Pipeline from oilsands to Arctic is feasible: Alberta study
Report says small-scale shipping using trains and barges could begin as early as next summer
Sending oilsands bitumen north through N.W.T. to a port in the Arctic is feasible, according to a study commissioned last year by Alberta.
Dubbed the Arctic Gateway Pipeline, the proposed link would ship bitumen along the Mackenzie Valley to a port in Tuktoyaktuk, N.W.T.
It says shipping of bitumen through Tuktoyaktuk could start as early as next summer, using freight trains to Hay River, N.W.T., then barges the rest of the way down the Mackenzie River and on to Tuktoyaktuk.
N.W.T. Premier Bob McLeod said he is happy with the study's findings.
"The report lays out a number of options," he said. "We can start on a smaller scale, and eventually advance to where the report indicates the best option is a pipeline to the coast."
He added it would reduce the cost of developing the Northwest Territories' oil and gas resources.
Energy analyst Doug Matthews said there are drawbacks to a small-scale plan.

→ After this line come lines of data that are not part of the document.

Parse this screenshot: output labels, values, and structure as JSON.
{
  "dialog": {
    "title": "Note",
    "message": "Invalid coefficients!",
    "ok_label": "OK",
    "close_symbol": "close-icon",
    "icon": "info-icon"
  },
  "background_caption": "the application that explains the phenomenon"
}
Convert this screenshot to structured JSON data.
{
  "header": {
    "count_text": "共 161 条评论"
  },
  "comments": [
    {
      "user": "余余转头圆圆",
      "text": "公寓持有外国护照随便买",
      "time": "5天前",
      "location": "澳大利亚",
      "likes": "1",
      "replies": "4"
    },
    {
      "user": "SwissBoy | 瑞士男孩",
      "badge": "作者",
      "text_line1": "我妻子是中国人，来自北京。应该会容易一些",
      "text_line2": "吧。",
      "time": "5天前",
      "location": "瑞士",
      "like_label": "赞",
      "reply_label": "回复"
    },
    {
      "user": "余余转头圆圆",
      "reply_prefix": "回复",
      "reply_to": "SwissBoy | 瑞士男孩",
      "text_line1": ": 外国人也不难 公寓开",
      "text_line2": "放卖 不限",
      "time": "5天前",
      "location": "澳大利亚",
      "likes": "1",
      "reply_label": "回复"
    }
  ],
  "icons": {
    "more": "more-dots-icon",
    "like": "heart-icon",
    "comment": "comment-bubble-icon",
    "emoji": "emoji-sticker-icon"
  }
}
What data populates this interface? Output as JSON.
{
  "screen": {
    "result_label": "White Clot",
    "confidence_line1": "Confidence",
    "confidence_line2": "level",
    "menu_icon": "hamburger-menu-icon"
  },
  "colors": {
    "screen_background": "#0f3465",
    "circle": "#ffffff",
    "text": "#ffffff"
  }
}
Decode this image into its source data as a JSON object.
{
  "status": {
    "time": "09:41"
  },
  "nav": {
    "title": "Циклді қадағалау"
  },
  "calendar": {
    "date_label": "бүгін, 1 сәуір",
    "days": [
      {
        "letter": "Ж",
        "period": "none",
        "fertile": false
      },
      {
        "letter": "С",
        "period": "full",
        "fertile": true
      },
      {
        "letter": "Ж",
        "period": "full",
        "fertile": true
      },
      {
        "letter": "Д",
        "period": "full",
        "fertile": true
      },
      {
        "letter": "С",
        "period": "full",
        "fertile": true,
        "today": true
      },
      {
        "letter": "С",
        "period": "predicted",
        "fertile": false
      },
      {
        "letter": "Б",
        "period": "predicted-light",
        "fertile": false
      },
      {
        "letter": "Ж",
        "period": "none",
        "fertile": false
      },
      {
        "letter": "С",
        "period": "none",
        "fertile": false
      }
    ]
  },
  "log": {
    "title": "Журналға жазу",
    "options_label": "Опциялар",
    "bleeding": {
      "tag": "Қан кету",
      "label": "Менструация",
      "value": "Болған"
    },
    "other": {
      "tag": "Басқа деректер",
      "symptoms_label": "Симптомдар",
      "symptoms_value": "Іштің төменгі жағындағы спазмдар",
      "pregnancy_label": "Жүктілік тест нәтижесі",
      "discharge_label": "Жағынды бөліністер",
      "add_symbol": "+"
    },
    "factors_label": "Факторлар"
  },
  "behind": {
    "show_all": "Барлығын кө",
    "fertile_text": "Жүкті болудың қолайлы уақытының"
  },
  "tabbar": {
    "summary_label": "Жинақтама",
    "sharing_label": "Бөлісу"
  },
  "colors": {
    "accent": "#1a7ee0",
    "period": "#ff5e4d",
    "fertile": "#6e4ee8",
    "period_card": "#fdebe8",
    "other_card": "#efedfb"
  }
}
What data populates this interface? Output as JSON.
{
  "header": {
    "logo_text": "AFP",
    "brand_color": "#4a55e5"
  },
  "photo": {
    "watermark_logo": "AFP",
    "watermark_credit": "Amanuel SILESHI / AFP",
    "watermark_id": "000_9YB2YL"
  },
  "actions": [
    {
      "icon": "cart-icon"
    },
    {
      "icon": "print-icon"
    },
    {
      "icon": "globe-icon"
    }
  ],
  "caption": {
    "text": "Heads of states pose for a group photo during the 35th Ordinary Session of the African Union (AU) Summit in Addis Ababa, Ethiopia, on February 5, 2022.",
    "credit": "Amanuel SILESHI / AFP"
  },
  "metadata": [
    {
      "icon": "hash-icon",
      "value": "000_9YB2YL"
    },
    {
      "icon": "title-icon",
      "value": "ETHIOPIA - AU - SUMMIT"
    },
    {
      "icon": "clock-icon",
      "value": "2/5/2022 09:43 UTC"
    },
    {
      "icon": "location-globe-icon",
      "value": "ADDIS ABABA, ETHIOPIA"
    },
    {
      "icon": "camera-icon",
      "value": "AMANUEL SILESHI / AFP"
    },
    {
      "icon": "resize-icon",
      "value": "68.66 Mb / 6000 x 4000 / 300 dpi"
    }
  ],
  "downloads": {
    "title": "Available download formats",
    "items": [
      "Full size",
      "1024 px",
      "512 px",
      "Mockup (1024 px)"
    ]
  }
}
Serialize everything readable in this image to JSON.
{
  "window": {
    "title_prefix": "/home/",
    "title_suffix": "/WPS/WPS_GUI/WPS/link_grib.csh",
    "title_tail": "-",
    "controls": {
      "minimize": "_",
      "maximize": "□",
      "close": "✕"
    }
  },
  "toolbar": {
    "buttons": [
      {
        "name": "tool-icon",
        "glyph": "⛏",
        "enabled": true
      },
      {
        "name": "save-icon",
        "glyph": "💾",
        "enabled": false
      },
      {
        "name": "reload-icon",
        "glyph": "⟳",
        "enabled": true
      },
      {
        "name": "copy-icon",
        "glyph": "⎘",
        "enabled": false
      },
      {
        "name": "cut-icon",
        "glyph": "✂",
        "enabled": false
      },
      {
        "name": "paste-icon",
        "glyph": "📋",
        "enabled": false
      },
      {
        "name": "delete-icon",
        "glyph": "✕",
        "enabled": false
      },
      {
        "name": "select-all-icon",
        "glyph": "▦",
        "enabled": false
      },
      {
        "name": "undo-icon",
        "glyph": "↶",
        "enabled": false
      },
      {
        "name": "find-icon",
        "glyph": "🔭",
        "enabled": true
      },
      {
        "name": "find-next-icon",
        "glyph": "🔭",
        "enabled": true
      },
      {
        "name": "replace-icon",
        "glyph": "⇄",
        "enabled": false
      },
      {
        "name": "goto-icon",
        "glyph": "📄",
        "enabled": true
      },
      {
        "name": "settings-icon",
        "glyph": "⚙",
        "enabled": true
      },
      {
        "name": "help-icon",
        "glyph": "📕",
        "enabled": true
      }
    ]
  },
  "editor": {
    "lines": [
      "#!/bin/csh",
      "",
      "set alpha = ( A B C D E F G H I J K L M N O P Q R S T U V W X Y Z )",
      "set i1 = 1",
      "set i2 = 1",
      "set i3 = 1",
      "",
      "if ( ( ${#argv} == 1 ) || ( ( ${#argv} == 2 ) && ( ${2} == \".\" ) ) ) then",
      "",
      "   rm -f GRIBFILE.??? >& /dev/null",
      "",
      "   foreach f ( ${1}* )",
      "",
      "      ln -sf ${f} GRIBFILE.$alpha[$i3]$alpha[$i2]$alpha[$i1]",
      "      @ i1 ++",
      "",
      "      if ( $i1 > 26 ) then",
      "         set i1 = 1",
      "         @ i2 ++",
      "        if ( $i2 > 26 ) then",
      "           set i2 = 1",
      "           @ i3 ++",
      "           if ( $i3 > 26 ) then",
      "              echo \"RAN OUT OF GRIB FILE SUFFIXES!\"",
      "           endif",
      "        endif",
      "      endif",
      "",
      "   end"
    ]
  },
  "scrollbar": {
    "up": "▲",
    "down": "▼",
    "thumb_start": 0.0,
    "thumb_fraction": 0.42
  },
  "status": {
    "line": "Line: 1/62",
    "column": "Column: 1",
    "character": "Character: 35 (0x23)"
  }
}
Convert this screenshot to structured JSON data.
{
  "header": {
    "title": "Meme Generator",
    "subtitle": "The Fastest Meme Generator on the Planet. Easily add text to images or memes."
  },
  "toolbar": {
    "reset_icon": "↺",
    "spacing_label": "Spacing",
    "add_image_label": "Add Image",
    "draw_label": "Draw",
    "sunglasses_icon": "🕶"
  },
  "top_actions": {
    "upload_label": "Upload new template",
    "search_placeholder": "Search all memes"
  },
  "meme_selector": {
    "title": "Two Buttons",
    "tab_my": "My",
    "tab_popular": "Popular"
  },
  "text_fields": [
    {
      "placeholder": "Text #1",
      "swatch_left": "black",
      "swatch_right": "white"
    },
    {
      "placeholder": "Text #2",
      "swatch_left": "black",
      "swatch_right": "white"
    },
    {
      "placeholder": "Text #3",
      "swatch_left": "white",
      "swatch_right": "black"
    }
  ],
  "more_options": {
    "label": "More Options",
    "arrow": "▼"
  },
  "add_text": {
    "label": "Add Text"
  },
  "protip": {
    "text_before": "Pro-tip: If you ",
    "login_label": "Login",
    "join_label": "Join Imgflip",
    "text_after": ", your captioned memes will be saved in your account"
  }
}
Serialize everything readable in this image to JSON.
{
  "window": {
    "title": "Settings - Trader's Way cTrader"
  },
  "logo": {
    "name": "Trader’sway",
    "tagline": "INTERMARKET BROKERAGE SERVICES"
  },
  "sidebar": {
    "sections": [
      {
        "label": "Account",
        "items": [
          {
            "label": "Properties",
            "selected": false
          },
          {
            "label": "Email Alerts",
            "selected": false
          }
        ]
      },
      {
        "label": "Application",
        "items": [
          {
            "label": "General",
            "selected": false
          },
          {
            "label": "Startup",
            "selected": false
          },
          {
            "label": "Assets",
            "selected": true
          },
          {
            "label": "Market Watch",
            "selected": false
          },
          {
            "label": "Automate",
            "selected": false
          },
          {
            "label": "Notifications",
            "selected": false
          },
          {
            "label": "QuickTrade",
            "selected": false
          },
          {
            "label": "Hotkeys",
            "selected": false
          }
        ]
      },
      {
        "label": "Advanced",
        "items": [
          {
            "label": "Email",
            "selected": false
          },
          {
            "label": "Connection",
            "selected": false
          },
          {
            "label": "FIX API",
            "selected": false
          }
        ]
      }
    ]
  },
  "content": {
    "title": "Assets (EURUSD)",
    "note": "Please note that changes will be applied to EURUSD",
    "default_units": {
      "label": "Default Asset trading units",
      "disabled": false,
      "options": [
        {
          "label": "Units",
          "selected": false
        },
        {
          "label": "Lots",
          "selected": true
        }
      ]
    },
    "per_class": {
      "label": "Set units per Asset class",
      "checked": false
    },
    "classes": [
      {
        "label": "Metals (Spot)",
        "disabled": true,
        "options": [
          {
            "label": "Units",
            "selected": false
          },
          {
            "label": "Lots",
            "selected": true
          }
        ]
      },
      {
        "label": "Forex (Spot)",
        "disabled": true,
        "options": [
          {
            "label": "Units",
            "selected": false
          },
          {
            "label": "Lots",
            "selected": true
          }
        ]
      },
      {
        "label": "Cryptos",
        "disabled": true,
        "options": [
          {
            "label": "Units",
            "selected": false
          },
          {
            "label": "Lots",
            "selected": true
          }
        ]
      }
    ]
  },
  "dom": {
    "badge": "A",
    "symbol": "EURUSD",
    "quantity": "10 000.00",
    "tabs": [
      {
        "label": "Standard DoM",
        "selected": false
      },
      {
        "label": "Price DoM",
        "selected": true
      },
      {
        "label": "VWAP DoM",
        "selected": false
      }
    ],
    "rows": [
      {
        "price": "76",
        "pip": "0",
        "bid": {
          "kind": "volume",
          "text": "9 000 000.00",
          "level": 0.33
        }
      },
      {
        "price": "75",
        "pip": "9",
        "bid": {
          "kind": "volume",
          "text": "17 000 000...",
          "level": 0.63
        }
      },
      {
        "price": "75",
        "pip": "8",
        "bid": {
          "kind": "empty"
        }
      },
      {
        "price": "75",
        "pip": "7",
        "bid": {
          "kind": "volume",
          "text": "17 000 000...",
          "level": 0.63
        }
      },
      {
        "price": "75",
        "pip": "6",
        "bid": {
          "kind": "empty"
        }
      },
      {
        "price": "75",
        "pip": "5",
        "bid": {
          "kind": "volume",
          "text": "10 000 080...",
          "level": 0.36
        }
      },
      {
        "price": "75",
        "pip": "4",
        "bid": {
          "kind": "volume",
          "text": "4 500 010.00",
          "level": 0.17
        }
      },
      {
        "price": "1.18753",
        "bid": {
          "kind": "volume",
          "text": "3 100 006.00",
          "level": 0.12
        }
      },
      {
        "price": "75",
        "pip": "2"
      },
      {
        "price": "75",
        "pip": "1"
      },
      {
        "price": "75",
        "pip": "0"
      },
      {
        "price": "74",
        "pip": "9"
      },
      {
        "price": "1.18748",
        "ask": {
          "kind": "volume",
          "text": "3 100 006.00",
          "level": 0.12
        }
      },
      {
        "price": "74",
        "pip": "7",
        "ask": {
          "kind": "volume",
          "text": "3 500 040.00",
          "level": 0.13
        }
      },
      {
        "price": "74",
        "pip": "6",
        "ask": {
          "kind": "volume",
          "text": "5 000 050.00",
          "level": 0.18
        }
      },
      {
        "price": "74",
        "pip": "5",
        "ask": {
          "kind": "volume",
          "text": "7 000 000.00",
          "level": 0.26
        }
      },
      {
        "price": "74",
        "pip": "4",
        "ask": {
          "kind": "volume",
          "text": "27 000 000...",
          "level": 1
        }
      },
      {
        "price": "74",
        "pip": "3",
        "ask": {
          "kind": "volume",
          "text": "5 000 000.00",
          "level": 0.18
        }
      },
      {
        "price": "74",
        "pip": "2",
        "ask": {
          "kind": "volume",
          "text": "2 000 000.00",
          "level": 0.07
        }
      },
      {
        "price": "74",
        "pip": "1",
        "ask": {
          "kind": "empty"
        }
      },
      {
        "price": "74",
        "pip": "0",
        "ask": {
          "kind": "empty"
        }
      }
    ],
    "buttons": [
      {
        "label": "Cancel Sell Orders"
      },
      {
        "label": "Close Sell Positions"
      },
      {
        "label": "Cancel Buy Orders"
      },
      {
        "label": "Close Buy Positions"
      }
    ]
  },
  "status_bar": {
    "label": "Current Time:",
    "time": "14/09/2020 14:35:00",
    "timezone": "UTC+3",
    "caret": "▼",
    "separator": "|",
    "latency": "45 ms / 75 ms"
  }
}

"The more times you have to handle a commodity like oil and move it from one mode of transportation, say rail, to another, to a barge or to an off-shore tanker, the more things can go wrong," he said.
The report admits the plan would require construction of both a pipeline and a port, but points out Alberta companies would be in line to profit from such construction projects in N.W.T., where construction in other jurisdictions such as B.C. or the U.S. would more likely to go to local firms.
It also acknowledges shipping from Tuktoyaktuk would likely be seasonal, and oil flowing north would have to be stored in the community over the winter.